  1. "Division III Facts and Figures" (PDF). NCAA. Retrieved November 26, 2017.
  2. "Divisional Differences and the History of Multidivision Classification". NCAA. Retrieved November 26, 2017.
  3. NCAA. "Bylaw 14.2.4.1 Minimum Amount of Participation" (PDF). 2012–13 NCAA Division III Manual. p. 93. Retrieved December 19, 2012.
  4. Under Bylaw 14.2.4.1, a Division III athlete uses a year of eligibility by either practicing with or playing on a team. This differs from the rules for Divisions I and II, in which only playing on a team counts as participation.
  5. The so-called medical redshirt , officially known as a hardship waiver, is covered by a different NCAA bylaw—specifically Bylaw 14.2.5 (p. 96, 2012–13 NCAA Division III Manual).

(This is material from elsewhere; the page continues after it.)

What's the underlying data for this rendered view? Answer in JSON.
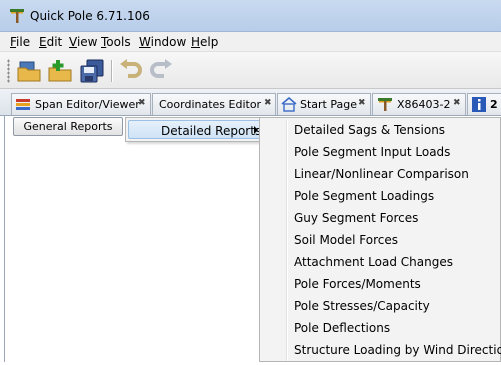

  6. "Bylaw 15.01.5 Student-Athlete Financial Aid Endowments or Funds" (PDF). 2012–13 NCAA Division III Manual. NCAA. p. 107. Retrieved December 19, 2012.
  7. "Bylaw 15.01.3 Institutional Financial Aid" (PDF). 2012–13 NCAA Division III Manual. NCAA. p. 107. Retrieved December 19, 2012.
  8. "Bylaw 15.4.1 Consistent Financial Aid Package" (PDF). 2012–13 NCAA Division III Manual. NCAA. p. 110. Retrieved December 19, 2012.
  9. "LSDBi". ncaa.org.
  10. "Bylaw 13.9.1 Letter-of-intent Prohibition" (PDF). 2018–19 NCAA Division III Manual. NCAA. pp. 80–81. Retrieved January 28, 2019.
  11. Wodon, Adam (January 12, 2004). "Scholarships Will Continue For D-III 'Play Up' Schools". USCHO.com.
  12. "Transitioning Scarlet Raiders Join CVC" (Press release). Rutgers–Newark Athletics. March 13, 2014. Retrieved September 11, 2014.
  13. Kennedy, Paul (February 28, 2018). "Hartwick to downgrade men's soccer, making it a Division III sport". Soccer America . Retrieved June 21, 2018.
  14. "RIT's push for NCAA legislative change opens the door for women to move to Division I". USCHO.com.
  15. Pennington, Bill (May 25, 2003). "Playing for Victory, Or Simply to Play? Colleges Are Split". New York Times. Retrieved November 26, 2017.
  16. "NCAA Division III Defeats Effort To Repeal Waiver". Clarkson University. January 12, 2004. Retrieved November 26, 2017.